As for tra c, I can attest that having once picked up my own children from WSHS, there will be no grieving by the residents at the Embassy, who would love not having tra c blocked twice a day for 180 days of the year, not counting baseball and basketball games.

What I am not suggesting is another zero lot development or one of single-family homes. What I am envisioning is a Lexington-style complex that would answer the need for onestory homes that o er a garage. If one wants to downsize and remain in East Memphis, there are few options. Zero lot homes might reduce yard maintenance, but there are still gutters to be cleaned, trim to be painted, and stairs to be climbed. Yes, there are plenty of condominiums available, but almost none with garages. And since many of the developments are two stories, you’re back to the stair question.

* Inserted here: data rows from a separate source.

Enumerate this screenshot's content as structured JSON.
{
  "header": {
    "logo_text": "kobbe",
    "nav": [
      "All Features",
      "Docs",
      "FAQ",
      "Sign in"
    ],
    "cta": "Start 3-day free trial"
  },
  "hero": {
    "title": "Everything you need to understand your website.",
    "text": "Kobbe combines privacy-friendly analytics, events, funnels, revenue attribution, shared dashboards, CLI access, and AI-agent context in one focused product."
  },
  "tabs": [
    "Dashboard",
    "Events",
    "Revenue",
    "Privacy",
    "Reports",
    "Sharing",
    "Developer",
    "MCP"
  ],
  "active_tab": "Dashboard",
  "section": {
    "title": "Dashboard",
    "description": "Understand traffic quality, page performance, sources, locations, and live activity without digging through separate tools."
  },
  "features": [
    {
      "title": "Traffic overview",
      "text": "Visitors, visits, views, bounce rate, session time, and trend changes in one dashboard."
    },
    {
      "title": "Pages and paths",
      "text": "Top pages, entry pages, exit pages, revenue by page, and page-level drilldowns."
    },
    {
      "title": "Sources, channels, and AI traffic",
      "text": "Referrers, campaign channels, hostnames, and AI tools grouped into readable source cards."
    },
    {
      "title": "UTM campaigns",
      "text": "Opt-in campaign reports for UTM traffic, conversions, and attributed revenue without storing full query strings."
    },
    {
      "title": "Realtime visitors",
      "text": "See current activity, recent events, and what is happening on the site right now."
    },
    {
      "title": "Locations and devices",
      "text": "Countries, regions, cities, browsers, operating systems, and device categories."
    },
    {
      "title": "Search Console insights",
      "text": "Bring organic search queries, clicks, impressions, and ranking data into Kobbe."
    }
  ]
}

Downsizing at my stage in life, however, doesn’t mean living in 1,200 square feet and two bedrooms. So I’m hoping that were it to be developed, more square feet would be part of the plan

Many questions remain about the existing anchors of the mall, but there are plenty of adaptations elsewhere in the country that could be used as models. Perhaps the upper parking deck adjacent to Dillard’s could be resurfaced for a baseball eld, while the area closest to the tracks, if there were room, could be turned into a football stadium where games could actually be played on campus, with no residents to be bothered by lights. And unlike the current site, there is ample parking for students and faculty. e existing food court could function as a cafeteria, and since the mall interior is already green, gray, and white, no loss of school identity would occur.

And with the ubiquity of school shootings, proper design decisions could make the existing mall virtually impregnable.

So here’s to preserving the mall. And building my old-age dream home.

Ruth Ogles Johnson is an occasional contributor to the Flyer

By Ruth Ogles Johnson
ANTIQUES & COLLECTIBLES 21,000 sq ft. 100 + booths • 5855 Summer Ave. (corner of Summer and Sycamore View ) exit 12 off I-40 | 901.213.9343 Mon-Sat 10a-6p | Sun 1p-6p Coco & Lola’s Midtown Lingerie Spice Up Date Night! ALL SIZES SMALL – 3X!! New Styles at IG/FB/TW @CocoandLolas Memphis’ Top Lingerie Shop 710 S. Cox | Mon-Sat 11:30-7:00 GO GLOBAL! Advertise Online* Mobile Phone * Distribution call us @ (877)-879-9XM7 MAKE YOUR CLOSET HAPPY, MANE. VISIT US AT GRINDCITYDESIGNS.COM/MEMPHISFLYER/ TO PLACE AN ORDER. New/Used LPs, 45s & CDs. 2152 Young Ave - 901-722-0095 Voted Flyer’s Best of Memphis Since 2004 We Open at Noon. We Buy Records! Petey is a friendly,
guy with
to give. This
dog who enjoys
on the
TO ADOPT PETEY, VISIT: adoption-application-form MEET PETEY!
lots of love
goofy boy
always put a smile on
face. Petey
make a wonderful family
both cuddling